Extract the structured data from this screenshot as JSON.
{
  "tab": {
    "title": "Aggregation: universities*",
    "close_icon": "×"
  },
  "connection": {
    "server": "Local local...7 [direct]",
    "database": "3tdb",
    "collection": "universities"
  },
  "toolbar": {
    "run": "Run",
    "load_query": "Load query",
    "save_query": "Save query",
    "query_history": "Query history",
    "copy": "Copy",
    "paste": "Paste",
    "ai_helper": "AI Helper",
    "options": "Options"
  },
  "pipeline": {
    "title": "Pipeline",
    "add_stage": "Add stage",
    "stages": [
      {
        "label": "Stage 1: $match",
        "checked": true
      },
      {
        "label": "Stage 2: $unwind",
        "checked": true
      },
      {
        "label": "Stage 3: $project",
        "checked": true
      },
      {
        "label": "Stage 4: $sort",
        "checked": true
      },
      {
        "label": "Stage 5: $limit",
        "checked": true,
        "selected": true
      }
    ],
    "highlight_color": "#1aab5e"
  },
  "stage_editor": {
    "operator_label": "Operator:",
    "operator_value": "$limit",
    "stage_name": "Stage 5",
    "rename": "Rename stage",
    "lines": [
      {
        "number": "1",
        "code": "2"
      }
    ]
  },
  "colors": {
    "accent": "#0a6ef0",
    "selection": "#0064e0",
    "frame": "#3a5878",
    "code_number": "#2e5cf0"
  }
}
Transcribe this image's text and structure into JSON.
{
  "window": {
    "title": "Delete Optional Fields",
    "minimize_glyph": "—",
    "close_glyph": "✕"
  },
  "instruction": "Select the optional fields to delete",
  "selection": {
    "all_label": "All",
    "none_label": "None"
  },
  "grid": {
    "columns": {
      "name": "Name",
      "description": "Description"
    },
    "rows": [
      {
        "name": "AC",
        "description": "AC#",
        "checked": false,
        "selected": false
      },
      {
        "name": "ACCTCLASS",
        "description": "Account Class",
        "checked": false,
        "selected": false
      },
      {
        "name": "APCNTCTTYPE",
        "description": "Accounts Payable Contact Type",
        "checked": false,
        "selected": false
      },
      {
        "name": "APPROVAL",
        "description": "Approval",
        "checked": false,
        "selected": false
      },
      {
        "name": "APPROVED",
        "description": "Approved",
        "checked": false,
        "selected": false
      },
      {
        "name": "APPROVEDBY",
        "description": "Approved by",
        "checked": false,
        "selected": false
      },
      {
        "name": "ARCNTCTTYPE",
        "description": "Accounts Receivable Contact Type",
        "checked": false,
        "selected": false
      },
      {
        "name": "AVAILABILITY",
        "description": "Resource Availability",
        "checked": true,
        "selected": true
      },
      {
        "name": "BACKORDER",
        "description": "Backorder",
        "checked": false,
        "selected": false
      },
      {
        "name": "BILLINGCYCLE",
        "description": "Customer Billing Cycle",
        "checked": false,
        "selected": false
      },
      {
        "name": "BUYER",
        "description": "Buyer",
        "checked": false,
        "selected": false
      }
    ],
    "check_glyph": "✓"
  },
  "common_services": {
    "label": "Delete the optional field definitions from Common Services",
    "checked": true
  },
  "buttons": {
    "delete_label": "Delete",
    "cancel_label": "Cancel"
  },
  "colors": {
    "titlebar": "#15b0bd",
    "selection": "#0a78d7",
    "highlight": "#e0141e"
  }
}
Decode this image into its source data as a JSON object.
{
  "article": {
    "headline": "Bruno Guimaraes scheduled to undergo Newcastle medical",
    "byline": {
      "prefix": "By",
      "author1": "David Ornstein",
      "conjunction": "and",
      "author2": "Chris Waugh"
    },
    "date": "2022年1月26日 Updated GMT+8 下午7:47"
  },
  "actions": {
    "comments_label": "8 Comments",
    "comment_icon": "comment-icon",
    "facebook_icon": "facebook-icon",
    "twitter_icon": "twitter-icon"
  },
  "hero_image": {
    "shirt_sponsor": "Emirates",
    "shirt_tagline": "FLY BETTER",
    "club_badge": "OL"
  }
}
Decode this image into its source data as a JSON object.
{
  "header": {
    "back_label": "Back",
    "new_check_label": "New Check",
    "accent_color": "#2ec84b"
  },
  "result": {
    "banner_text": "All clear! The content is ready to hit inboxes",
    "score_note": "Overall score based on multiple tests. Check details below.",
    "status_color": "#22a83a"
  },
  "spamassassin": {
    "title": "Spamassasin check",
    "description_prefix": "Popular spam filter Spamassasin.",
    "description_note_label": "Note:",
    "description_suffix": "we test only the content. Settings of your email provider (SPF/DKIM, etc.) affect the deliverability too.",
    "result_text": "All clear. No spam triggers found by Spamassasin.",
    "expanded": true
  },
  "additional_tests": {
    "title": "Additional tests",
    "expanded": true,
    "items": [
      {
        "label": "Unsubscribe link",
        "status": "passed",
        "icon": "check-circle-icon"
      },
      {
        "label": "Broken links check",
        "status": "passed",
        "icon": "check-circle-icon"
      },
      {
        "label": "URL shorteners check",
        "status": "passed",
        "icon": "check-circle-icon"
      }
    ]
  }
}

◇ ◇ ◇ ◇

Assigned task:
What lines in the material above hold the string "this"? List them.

Reply:
Extract the structured data from this screenshot as JSON.
Transcribe this image's text and structure into JSON.
Decode this image into its source data as a JSON object.
Decode this image into its source data as a JSON object.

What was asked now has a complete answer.